● What you should do:
Copy the listing exactly. Omit nothing.

● Exercise data:
Segment Open

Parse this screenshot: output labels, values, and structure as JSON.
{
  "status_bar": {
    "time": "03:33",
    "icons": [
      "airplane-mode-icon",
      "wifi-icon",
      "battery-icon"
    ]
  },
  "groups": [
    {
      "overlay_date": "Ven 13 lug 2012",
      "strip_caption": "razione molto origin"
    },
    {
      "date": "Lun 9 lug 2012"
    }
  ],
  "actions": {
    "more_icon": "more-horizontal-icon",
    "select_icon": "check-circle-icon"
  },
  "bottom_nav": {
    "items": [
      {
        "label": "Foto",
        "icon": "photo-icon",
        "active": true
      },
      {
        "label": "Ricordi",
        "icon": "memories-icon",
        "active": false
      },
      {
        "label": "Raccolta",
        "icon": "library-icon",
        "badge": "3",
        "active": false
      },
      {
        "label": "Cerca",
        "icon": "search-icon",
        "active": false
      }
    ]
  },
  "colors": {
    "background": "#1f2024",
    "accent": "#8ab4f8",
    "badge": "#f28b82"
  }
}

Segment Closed

● Solution to the exercise:
Parse this screenshot: output labels, values, and structure as JSON.
{
  "status_bar": {
    "time": "03:33",
    "icons": [
      "airplane-mode-icon",
      "wifi-icon",
      "battery-icon"
    ]
  },
  "groups": [
    {
      "overlay_date": "Ven 13 lug 2012",
      "strip_caption": "razione molto origin"
    },
    {
      "date": "Lun 9 lug 2012"
    }
  ],
  "actions": {
    "more_icon": "more-horizontal-icon",
    "select_icon": "check-circle-icon"
  },
  "bottom_nav": {
    "items": [
      {
        "label": "Foto",
        "icon": "photo-icon",
        "active": true
      },
      {
        "label": "Ricordi",
        "icon": "memories-icon",
        "active": false
      },
      {
        "label": "Raccolta",
        "icon": "library-icon",
        "badge": "3",
        "active": false
      },
      {
        "label": "Cerca",
        "icon": "search-icon",
        "active": false
      }
    ]
  },
  "colors": {
    "background": "#1f2024",
    "accent": "#8ab4f8",
    "badge": "#f28b82"
  }
}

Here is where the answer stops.